The words no mother ever wants to hear — “Mom, I was just in a really bad accident.” The only thing worse would be someone else calling to break the news.
Before my youngest, Emily, 24, could say another word, I blurted out … “Are you OK? Is everyone OK?" With broken speech, she managed to squeak out a confirmation that everyone appeared to be fine, apart from some bumps and bruises.
All in one vehicle with two other couples, Emily and her husband, Tyler, who was driving his truck, were headed to Frankenmuth, Mich., the last weekend in January for Zehnder’s Snowfest 2021, a pared-down version of Frankenmuth’s annual snow and ice festival.
That initial conversation was short, as Emily was still shaken. Details would follow. In the meantime, I praised God no one in their truck, or the car they hit, was severely hurt.
While Emily’s group of six was heading to the festival, many visitors were leaving, creating about a 3-mile line of cars inching toward the expressway. A car went around this line and failed to yield at a stop sign.
Doing 55 mph, Tyler’s truck T-boned the car right behind the passenger’s door, slamming it across the street and into the ditch. Remarkably, and thankfully, they all walked away. Although, Emily was later diagnosed with a concussion and has since recovered.
The driver of the car with three occupants was cited for being at fault. It’s unclear why she did not stop for the sign, or why she was driving without a license and in an uninsured car. Clearly, she had no business driving. But what caused the collision? Was she distracted?

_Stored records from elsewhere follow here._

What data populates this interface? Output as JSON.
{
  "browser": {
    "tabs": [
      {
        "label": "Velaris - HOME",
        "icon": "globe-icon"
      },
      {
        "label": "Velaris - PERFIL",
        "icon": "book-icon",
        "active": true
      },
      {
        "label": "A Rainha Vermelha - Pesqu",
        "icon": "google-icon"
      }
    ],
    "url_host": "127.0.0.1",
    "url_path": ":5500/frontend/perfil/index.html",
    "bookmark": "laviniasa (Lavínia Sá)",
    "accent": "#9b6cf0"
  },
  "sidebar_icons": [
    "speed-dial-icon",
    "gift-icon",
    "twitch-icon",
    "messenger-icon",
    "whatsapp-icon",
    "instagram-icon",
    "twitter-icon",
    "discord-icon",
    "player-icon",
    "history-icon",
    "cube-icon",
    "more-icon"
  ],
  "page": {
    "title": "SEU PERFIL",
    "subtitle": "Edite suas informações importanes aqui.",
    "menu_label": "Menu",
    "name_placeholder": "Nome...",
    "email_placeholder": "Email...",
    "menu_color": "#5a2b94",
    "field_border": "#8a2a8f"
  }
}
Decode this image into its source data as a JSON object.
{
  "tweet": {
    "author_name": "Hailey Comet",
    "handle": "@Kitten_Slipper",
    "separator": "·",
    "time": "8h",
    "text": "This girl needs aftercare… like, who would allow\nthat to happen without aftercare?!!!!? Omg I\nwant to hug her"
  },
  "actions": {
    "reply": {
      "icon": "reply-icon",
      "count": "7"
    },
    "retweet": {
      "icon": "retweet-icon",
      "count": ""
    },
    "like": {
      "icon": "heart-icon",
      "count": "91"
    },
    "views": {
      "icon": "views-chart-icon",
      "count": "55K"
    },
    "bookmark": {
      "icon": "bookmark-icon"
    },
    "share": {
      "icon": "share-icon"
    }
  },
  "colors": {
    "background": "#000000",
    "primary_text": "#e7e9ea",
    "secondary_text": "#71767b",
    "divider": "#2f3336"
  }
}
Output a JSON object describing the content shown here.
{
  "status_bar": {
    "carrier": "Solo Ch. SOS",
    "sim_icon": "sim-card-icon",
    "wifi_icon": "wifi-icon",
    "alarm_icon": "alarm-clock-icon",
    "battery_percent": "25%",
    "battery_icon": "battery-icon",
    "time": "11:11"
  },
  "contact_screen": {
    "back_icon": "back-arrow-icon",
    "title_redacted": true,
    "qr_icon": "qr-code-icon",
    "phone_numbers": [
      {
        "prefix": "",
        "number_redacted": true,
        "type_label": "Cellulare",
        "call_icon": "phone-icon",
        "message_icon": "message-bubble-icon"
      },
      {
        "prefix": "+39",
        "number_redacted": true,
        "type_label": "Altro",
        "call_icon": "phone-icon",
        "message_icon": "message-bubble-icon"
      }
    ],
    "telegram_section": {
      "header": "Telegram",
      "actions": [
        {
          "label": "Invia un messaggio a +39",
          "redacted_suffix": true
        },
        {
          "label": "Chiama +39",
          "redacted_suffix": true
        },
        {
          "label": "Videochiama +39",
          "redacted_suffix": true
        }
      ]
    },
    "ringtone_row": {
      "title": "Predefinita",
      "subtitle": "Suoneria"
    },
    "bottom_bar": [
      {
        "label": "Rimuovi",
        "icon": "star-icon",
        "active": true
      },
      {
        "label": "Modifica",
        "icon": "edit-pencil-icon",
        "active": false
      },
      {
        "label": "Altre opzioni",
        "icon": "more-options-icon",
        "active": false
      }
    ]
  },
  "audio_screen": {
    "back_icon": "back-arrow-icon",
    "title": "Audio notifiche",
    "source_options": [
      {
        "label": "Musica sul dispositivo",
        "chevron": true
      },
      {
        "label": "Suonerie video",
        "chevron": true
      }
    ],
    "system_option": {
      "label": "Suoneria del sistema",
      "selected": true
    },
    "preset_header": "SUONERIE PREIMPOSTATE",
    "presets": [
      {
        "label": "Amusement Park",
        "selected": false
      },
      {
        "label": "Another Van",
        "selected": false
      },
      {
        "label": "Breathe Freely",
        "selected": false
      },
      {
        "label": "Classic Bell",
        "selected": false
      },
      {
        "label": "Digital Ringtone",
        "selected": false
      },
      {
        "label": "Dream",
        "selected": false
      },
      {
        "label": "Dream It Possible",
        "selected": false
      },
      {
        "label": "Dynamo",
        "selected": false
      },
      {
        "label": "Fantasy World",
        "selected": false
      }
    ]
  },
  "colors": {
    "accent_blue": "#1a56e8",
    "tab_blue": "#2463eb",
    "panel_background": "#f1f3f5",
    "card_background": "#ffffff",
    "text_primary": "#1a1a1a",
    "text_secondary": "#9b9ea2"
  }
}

Although lawmakers at the state, federal and local levels are examining a wide variety of issues related to driver distraction, the most common concern is the potential distraction caused by cellphones and other technologies.
More than 220 million people in the U.S. subscribe to wireless services, and it’s estimated that as many as 80% of those subscribers use their phones while driving, according to the National Conference of State Legislatures.
New Michigan bills
It is against the law for any driver in Michigan to use a hand-held device to text while driving. However, talking on the phone while driving is banned only for teens on a driver’s permit, truck drivers and school bus drivers.
That may be changing. State Reps. Mari Manoogian, D-Birmingham; Mike Mueller, R-Linden; and Joseph Bellino, R-Monroe, in February introduced HBs 4277, 4278 and 4279 — a package of bills that would ban all drivers from using hand-held cellphones while driving, except in cases where people are reporting crashes or other emergencies. However, as is the case with texting, hands-free use would be allowed.
Twenty-four other states, as well as Washington, D.C., Puerto Rico, Guam and the U.S. Virgin Islands, already prohibit the use of hand-held cellphones while driving, according to the Bureau of Transportation Services website.
All are primary enforcement laws, meaning an officer may cite a driver for using a hand-held cellphone without any other traffic offense taking place.
The National Council of State Legislatures has an interactive map where visitors can click on a particular state to see laws on electronic device use while driving. Visit ncsl.org.
According to Steven Gursten of Michigan Auto Law, mobile phone use-related car crashes increased about 48% between 2016 and 2019 in Michigan. Fatal mobile phone use-related crashes increased about 87.5% in the state during that same time frame.
While this package of bills will not eliminate all distractions, it’s another step in eliminating activity that takes focus off the road and traffic.
A few years ago, I remember calling a seed salesman I was using as a source in one of my stories. I got a recording simply explaining that while my call was important, he was driving and would return my call when he was not behind the wheel. About 20 minutes later, he returned my call, saying he had pulled over to take a break and catch up on business. Perfect.
Distracted driving is entirely avoidable. There’s no reason to be fumbling around with your phone or anything else — that goes for food, too. As we head into spring planting season and with more implements of husbandry on the road, I pray that you all stay safe, and that drivers are alert to slow-moving equipment.
I don’t know the details of why the car driver sailed through that stop sign — it might have been distracted driving, it might not. I do know that it only takes a few seconds and a bad decision to cause catastrophic and irreversible harm. Thankfully, in this crash, only a truck was destroyed and not futures.
Michigan Farm Bureau Insurance offers these facts to think about:
- Five seconds is the average time your eyes are off the road while texting. When traveling at 55 mph, that's enough time to cover the length of a football field blindfolded.
- Ten percent of drivers under the age of 20 involved in fatal crashes were reported as distracted at the time of the crash. This age group has the largest proportion of drivers who were distracted.
- Drivers in their 20s make up 27% of the distracted drivers in fatal crashes.
- Eleven teens die every day because of distracted driving.
- Engaging in visual-manual subtasks (such as reaching for a phone, dialing and texting) associated with the use of hand-held phones and other portable devices increased the risk of getting into a crash by three times.
- One in 5 drivers of all ages admit to surfing the web while driving.
- In 2011, at least 23% of auto collisions involved cellphones.
- Twenty-seven percent of adults and 34% of teens say they text while driving. Plus, 15% of young drivers say they've seen their parent text while driving.